Engaging in environmental community-based practices such as environmental volunteering has been shown to offer a range of benefits, including social connectivity. There has been a growth in studies exploring the potential impact of people engaging in environmental community-based practices has on the resilience of social-ecological systems. However, these studies have not fully explored those characteristics environmental volunteering groups undertake which can help to promote and support the resilience of social-ecological systems. This study provides further understanding about social-ecological resilience and examines how environmental volunteering has the potential to promote and strengthen the resilience of social-ecological systems. This is explored through the lens of four characteristics regarded as key attributes fostering resilience in social-ecological systems using focus group interviews: activity, self-organisation, connections and skills and knowledge. The study is reported from the perspective of 13 local community groups in Greater London (UK) who engaged in environmental volunteering as a case study. Findings show there to be variability in these characteristics explored amongst local community groups, providing further contextual insight into how these local community groups operate. By exploring these characteristics, groups were able to understand how they operate, knowledge which can then be used to enhance their future activities to help strengthen the resilience of social-ecological systems.

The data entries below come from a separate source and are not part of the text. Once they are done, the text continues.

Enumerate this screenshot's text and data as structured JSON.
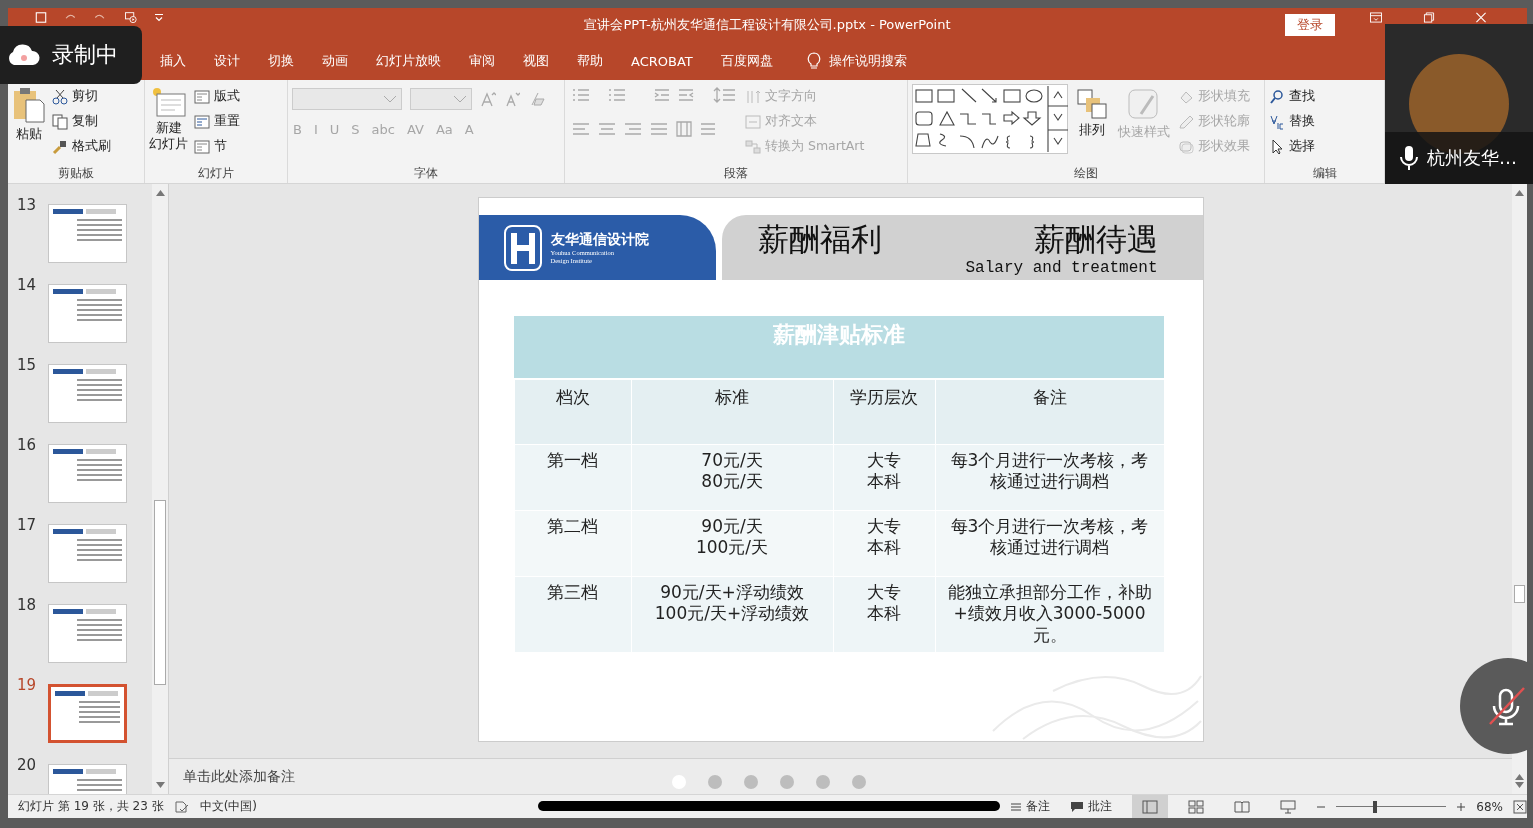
{
  "recording_badge": {
    "label": "录制中"
  },
  "window": {
    "title": "宣讲会PPT-杭州友华通信工程设计有限公司.pptx  -  PowerPoint",
    "login_button": "登录"
  },
  "menu_tabs": [
    {
      "label": "插入",
      "selected": false
    },
    {
      "label": "设计",
      "selected": false
    },
    {
      "label": "切换",
      "selected": false
    },
    {
      "label": "动画",
      "selected": false
    },
    {
      "label": "幻灯片放映",
      "selected": false
    },
    {
      "label": "审阅",
      "selected": false
    },
    {
      "label": "视图",
      "selected": false
    },
    {
      "label": "帮助",
      "selected": false
    },
    {
      "label": "ACROBAT",
      "selected": false
    },
    {
      "label": "百度网盘",
      "selected": false
    }
  ],
  "tell_me": "操作说明搜索",
  "ribbon": {
    "clipboard": {
      "title": "剪贴板",
      "paste": "粘贴",
      "items": [
        {
          "kind": "cut",
          "label": "剪切"
        },
        {
          "kind": "copy",
          "label": "复制"
        },
        {
          "kind": "painter",
          "label": "格式刷"
        }
      ]
    },
    "slides": {
      "title": "幻灯片",
      "new_slide": [
        "新建",
        "幻灯片"
      ],
      "items": [
        {
          "kind": "layout",
          "label": "版式"
        },
        {
          "kind": "reset",
          "label": "重置"
        },
        {
          "kind": "section",
          "label": "节"
        }
      ]
    },
    "font": {
      "title": "字体",
      "disabled": true,
      "buttons": [
        "B",
        "I",
        "U",
        "S",
        "abc",
        "AV",
        "Aa",
        "A"
      ]
    },
    "paragraph": {
      "title": "段落",
      "disabled": true,
      "items": [
        {
          "kind": "direction",
          "label": "文字方向"
        },
        {
          "kind": "align",
          "label": "对齐文本"
        },
        {
          "kind": "smartart",
          "label": "转换为 SmartArt"
        }
      ]
    },
    "drawing": {
      "title": "绘图",
      "arrange": "排列",
      "quick_styles": {
        "label": "快速样式",
        "disabled": true
      },
      "items": [
        {
          "kind": "fill",
          "label": "形状填充",
          "disabled": true
        },
        {
          "kind": "outline",
          "label": "形状轮廓",
          "disabled": true
        },
        {
          "kind": "effects",
          "label": "形状效果",
          "disabled": true
        }
      ]
    },
    "editing": {
      "title": "编辑",
      "items": [
        {
          "kind": "find",
          "label": "查找"
        },
        {
          "kind": "replace",
          "label": "替换"
        },
        {
          "kind": "select",
          "label": "选择"
        }
      ]
    }
  },
  "thumbnails": [
    {
      "number": "13",
      "selected": false
    },
    {
      "number": "14",
      "selected": false
    },
    {
      "number": "15",
      "selected": false
    },
    {
      "number": "16",
      "selected": false
    },
    {
      "number": "17",
      "selected": false
    },
    {
      "number": "18",
      "selected": false
    },
    {
      "number": "19",
      "selected": true
    },
    {
      "number": "20",
      "selected": false
    }
  ],
  "slide": {
    "logo_name": "友华通信设计院",
    "logo_en": [
      "Youhua Communication",
      "Design Institute"
    ],
    "title_left": "薪酬福利",
    "title_right": "薪酬待遇",
    "subtitle": "Salary and treatment",
    "table": {
      "title": "薪酬津贴标准",
      "columns": [
        "档次",
        "标准",
        "学历层次",
        "备注"
      ],
      "rows": [
        [
          "第一档",
          "70元/天\n80元/天",
          "大专本科",
          "每3个月进行一次考核，考核通过进行调档"
        ],
        [
          "第二档",
          "90元/天\n100元/天",
          "大专本科",
          "每3个月进行一次考核，考核通过进行调档"
        ],
        [
          "第三档",
          "90元/天+浮动绩效\n100元/天+浮动绩效",
          "大专本科",
          "能独立承担部分工作，补助+绩效月收入3000-5000元。"
        ]
      ]
    }
  },
  "notes_placeholder": "单击此处添加备注",
  "page_dots": [
    {
      "selected": true
    },
    {
      "selected": false
    },
    {
      "selected": false
    },
    {
      "selected": false
    },
    {
      "selected": false
    },
    {
      "selected": false
    }
  ],
  "video": {
    "name": "杭州友华…"
  },
  "status_bar": {
    "slide_info": "幻灯片 第 19 张，共 23 张",
    "language": "中文(中国)",
    "notes": "备注",
    "comments": "批注",
    "views": [
      {
        "kind": "normal",
        "selected": true
      },
      {
        "kind": "sorter",
        "selected": false
      },
      {
        "kind": "reading",
        "selected": false
      },
      {
        "kind": "show",
        "selected": false
      }
    ],
    "zoom": {
      "level": 0.33,
      "reading": "68%"
    }
  }
}
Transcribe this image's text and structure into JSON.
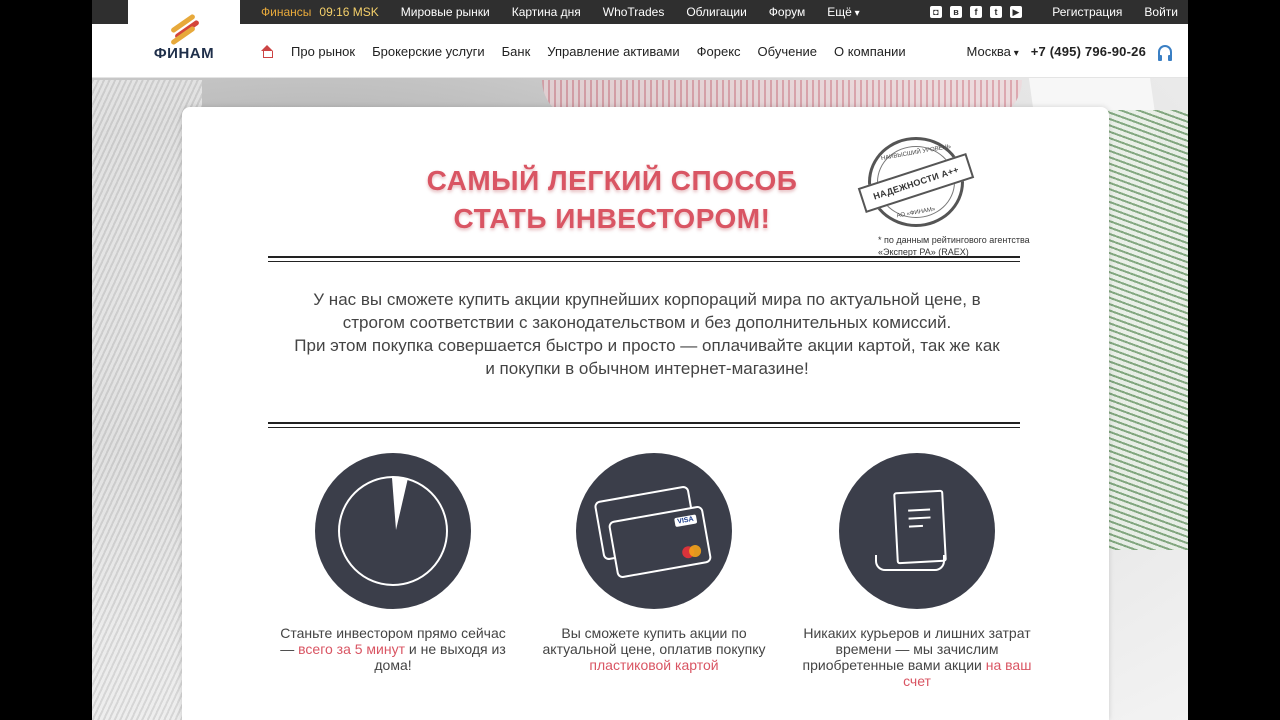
{
  "topbar": {
    "items": [
      {
        "label": "Финансы"
      },
      {
        "label": "09:16 MSK"
      },
      {
        "label": "Мировые рынки"
      },
      {
        "label": "Картина дня"
      },
      {
        "label": "WhoTrades"
      },
      {
        "label": "Облигации"
      },
      {
        "label": "Форум"
      },
      {
        "label": "Ещё"
      }
    ],
    "socials": [
      "instagram-icon",
      "vk-icon",
      "facebook-icon",
      "twitter-icon",
      "youtube-icon"
    ],
    "register": "Регистрация",
    "login": "Войти"
  },
  "logo": {
    "text": "ФИНАМ"
  },
  "nav": {
    "items": [
      {
        "label": "Про рынок"
      },
      {
        "label": "Брокерские услуги"
      },
      {
        "label": "Банк"
      },
      {
        "label": "Управление активами"
      },
      {
        "label": "Форекс"
      },
      {
        "label": "Обучение"
      },
      {
        "label": "О компании"
      }
    ],
    "city": "Москва",
    "phone": "+7 (495) 796-90-26"
  },
  "hero": {
    "line1": "САМЫЙ ЛЕГКИЙ СПОСОБ",
    "line2": "СТАТЬ ИНВЕСТОРОМ!",
    "stamp_top": "НАИВЫСШИЙ УРОВЕНЬ",
    "stamp_main": "НАДЕЖНОСТИ А++",
    "stamp_bottom": "АО «ФИНАМ»",
    "stamp_note": "* по данным рейтингового агентства «Эксперт РА» (RAEX)"
  },
  "body": {
    "paragraph1": "У нас вы сможете купить акции крупнейших корпораций мира по актуальной цене, в строгом соответствии с законодательством и без дополнительных комиссий.",
    "paragraph2": "При этом покупка совершается быстро и просто — оплачивайте акции картой, так же как и покупки в обычном интернет-магазине!"
  },
  "features": [
    {
      "pre": "Станьте инвестором прямо сейчас — ",
      "highlight": "всего за 5 минут",
      "post": " и не выходя из дома!"
    },
    {
      "pre": "Вы сможете купить акции по актуальной цене, оплатив покупку ",
      "highlight": "пластиковой картой",
      "post": ""
    },
    {
      "pre": "Никаких курьеров и лишних затрат времени — мы зачислим приобретенные вами акции ",
      "highlight": "на ваш счет",
      "post": ""
    }
  ],
  "card_labels": {
    "visa": "VISA"
  },
  "colors": {
    "accent": "#d95563",
    "topbar": "#2f2f2f",
    "circle": "#3b3e4a",
    "gold": "#e7a93b"
  }
}
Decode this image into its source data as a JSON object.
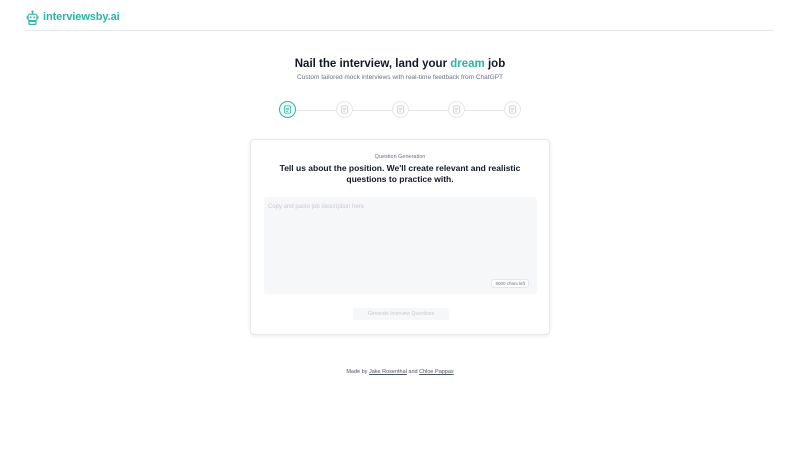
{
  "header": {
    "logo_text": "interviewsby.ai",
    "logo_icon": "robot-icon",
    "accent_color": "#2bb5a3"
  },
  "hero": {
    "title_before": "Nail the interview, land your ",
    "title_accent": "dream",
    "title_after": " job",
    "subtitle": "Custom tailored mock interviews with real-time feedback from ChatGPT"
  },
  "stepper": {
    "steps": [
      {
        "icon": "document-icon",
        "active": true
      },
      {
        "icon": "document-icon",
        "active": false
      },
      {
        "icon": "document-icon",
        "active": false
      },
      {
        "icon": "document-icon",
        "active": false
      },
      {
        "icon": "document-icon",
        "active": false
      }
    ]
  },
  "card": {
    "kicker": "Question Generation",
    "title": "Tell us about the position. We'll create relevant and realistic questions to practice with.",
    "textarea_placeholder": "Copy and paste job description here",
    "chars_left": "5000 chars left",
    "generate_button_label": "Generate Interview Questions"
  },
  "footer": {
    "made_by": "Made by",
    "author1": "Jake Rosenthal",
    "and": "and",
    "author2": "Chloe Pappas"
  }
}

Thomas Roberts, Valentine Seymour, Katya Brooks, Ross Thompson, Carl Petrokofsky, Emer O’Connell, Owen Landeg (2022)Stakeholder perspectives on extreme hot and cold weather alerts in England and the proposed move towards an impact-based approach, In: Environmental Science and Policy136pp. 467-475

Extreme weather alerting systems are one of the central tools utilised in adapting to changing weather patterns resulting from climate change. This paper evaluates the effectiveness of the current alerting systems for hot and cold weather used in England to notify the health and social care sector of upcoming extreme weather events. We consider the views of stakeholders on the current system and explore their perspectives on the proposal to move towards an impact-based system. The paper concludes that while the current system is an effective tool, stakeholders feel they need to draw on additional material to assist with the development of an appropriate response. We also highlight that many stakeholders are concerned about the potential for creating alert fatigue due to a lack of clarity of the geographical area impact of some of the alerts. Consequently, there was a high level of support from stakeholders for the move towards an impact-focused system.